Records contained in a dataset
:::
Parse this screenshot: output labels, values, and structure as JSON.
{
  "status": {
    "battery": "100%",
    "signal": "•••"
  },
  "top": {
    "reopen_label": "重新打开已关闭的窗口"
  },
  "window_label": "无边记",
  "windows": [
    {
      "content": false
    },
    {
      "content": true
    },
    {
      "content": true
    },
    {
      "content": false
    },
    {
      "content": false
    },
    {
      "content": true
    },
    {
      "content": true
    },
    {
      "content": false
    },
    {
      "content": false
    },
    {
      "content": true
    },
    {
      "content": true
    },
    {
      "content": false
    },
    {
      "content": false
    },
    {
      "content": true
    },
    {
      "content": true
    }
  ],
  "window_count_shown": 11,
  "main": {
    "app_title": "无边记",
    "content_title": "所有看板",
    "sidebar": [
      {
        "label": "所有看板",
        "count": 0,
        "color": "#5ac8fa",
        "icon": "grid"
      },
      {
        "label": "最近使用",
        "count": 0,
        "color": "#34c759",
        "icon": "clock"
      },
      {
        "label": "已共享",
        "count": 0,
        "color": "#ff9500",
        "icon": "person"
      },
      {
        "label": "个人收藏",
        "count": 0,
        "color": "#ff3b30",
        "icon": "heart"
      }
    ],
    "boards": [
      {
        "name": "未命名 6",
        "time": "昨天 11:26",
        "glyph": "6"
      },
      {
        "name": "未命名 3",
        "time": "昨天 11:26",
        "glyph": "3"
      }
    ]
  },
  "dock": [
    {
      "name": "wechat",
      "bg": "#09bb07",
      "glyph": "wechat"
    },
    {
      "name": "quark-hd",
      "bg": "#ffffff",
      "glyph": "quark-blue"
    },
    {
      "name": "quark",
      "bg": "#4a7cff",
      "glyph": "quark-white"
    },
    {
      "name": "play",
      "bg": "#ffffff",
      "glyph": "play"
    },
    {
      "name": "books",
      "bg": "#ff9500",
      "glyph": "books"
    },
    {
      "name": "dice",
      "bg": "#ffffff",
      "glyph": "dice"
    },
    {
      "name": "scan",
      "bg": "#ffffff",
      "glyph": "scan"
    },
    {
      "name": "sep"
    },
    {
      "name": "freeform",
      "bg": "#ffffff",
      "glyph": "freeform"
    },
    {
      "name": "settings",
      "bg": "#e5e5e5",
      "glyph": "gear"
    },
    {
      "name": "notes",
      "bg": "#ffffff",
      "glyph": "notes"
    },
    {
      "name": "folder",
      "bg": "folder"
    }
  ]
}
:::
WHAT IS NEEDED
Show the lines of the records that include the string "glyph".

WRITTEN RESPONSE
        "glyph": "6"
        "glyph": "3"
      "glyph": "wechat"
      "glyph": "quark-blue"
      "glyph": "quark-white"
      "glyph": "play"
      "glyph": "books"
      "glyph": "dice"
      "glyph": "scan"
      "glyph": "freeform"
      "glyph": "gear"
      "glyph": "notes"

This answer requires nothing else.